Book Review – Love and Care by Shaun Deeney

First published, 2021

⭐ ⭐ ⭐ ⭐

In this memoir, Shaun Deeney, former journalist and handyman, returns to England from France, to take his mother out of a care facility and bring her back to the family home in the wake of her husband’s death.

As Shaun moves on from his divorce and with his children grown, he embarks on the hazardous journey of caring for his mother, who has dementia. Assisted by many able carers and with friends and family regularly on the phone, Shaun relishes his time with his mother but watches in astonishment as his world becomes smaller and smaller. But there’s no one quite like one’s mother, and they’ll never have this time again.

It’s very well-written. I was worried about reading this one as I was a carer to my mother for eleven years. I was concerned that, in reading about someone else’s experience, a whole slew of painful memories and things I’d sooner not think about would come flooding back. I was wrong. Although, of course, the main thrust of the book is a man caring for his mother – it’s also a story of finding oneself in middle-age, of a man connecting with his family, both past and present, it’s a story of not giving up.

In Love and Care, we get to know the story of a very nice, very kind man, not without flaws but a generally good guy, who takes on a remarkably difficult challenge. To try to help as you watch someone you love getting sicker, getting infections, receiving treatment and being talked about as if they’re not there, is very hard going. As Mr. Deeney says:

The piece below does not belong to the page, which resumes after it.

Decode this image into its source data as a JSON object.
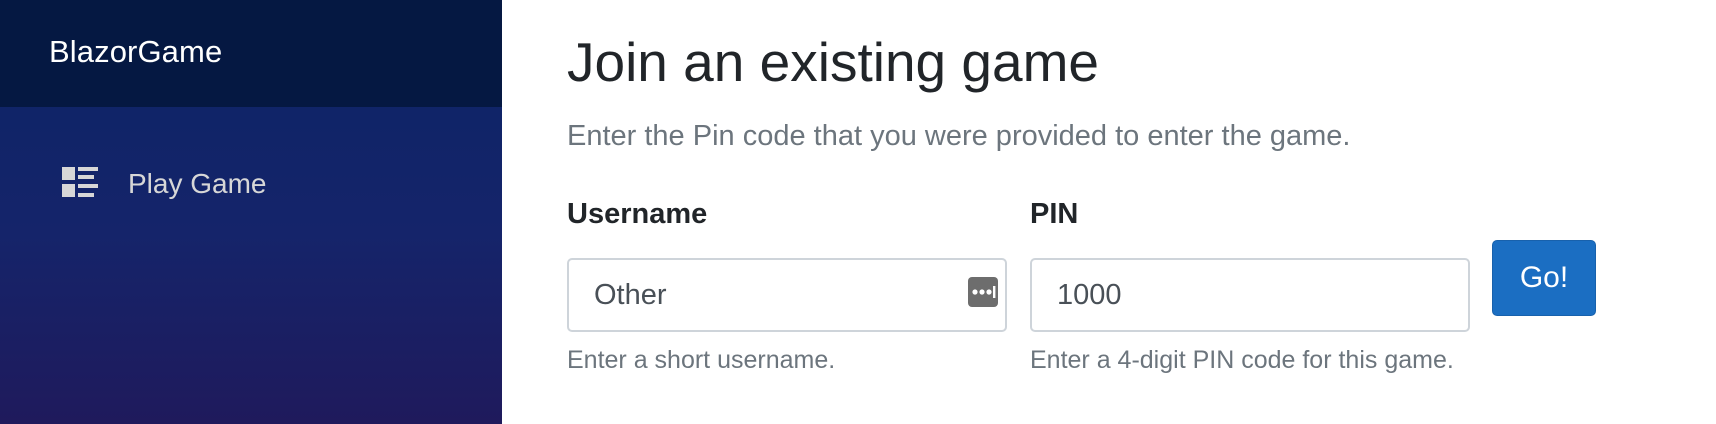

“As a carer, or trainee carer, it’s difficult, impossible really, to express the odd combination of constant visitations and complete isolation your life comprises, with every day just like every other, with your own existence reduced to that of a functionary, a bit player, an amateur among professionals, a man among women, and a novice in a hermetic world where carers, as the name implies, simply care, their lives dedicated to the service of others.
“Still, I’m glad I tried. Nothing comes from nothing, and in trying, I may just have made a friend.
“Perhaps that’s enough.”
p123-124, Chapter Eight, Love and Care by Shaun Deeney

A very thoughtful book. Well worth a read.